April 27, 2009

Laser light used to make brain gamma waves

Massachusetts Institute of Technology scientists say they've discovered a way to induce gamma waves by shining laser light directly onto the brains of mice.

The high-frequency brain waves known as gamma oscillations are thought to be crucial for consciousness, attention, learning and memory. The study takes advantage of a new technology known as optogenetics, which combines genetic engineering with light to manipulate the activity of individual nerve cells.

The MIT researchers said their findings help explain how the brain produces gamma waves and provides new evidence of the role they play in regulating brain functions -- insights that could lead to new treatments for a range of brain-related disorders.

Gamma waves are known to be (disrupted) in people with schizophrenia and other psychiatric and neurological diseases, said Professor Li-Huei Tsai, a Howard Hughes Medical Institute investigator.
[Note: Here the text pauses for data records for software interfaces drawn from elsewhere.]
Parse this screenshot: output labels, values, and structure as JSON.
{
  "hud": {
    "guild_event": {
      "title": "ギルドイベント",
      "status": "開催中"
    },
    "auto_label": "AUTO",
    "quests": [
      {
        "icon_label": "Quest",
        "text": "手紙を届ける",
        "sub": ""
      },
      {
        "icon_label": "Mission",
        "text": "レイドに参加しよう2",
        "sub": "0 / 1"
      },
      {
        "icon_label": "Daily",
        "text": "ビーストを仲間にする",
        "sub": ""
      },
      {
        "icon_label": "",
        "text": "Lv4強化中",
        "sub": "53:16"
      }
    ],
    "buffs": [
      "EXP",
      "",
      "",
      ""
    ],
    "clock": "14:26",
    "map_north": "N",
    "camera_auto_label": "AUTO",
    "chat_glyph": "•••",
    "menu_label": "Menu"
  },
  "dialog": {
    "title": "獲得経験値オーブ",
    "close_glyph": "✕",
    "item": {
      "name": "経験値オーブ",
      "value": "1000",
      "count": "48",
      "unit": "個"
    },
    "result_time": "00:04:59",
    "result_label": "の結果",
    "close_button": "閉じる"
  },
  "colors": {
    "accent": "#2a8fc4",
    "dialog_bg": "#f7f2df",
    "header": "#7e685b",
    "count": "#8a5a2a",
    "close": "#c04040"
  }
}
This new tool will give us a great chance to probe the function of these circuits.

The study that included MIT postdoctoral fellow Jessica Cardin, graduate student Ulf Knoblich and Associate Professor Christopher Moore; Jessica Cardin of the University of Pennsylvania; Karl Deisseroth and Feng Zhang at Stanford University, and Konstantinos Meletis of the Picower Institute appears online in the journal Nature.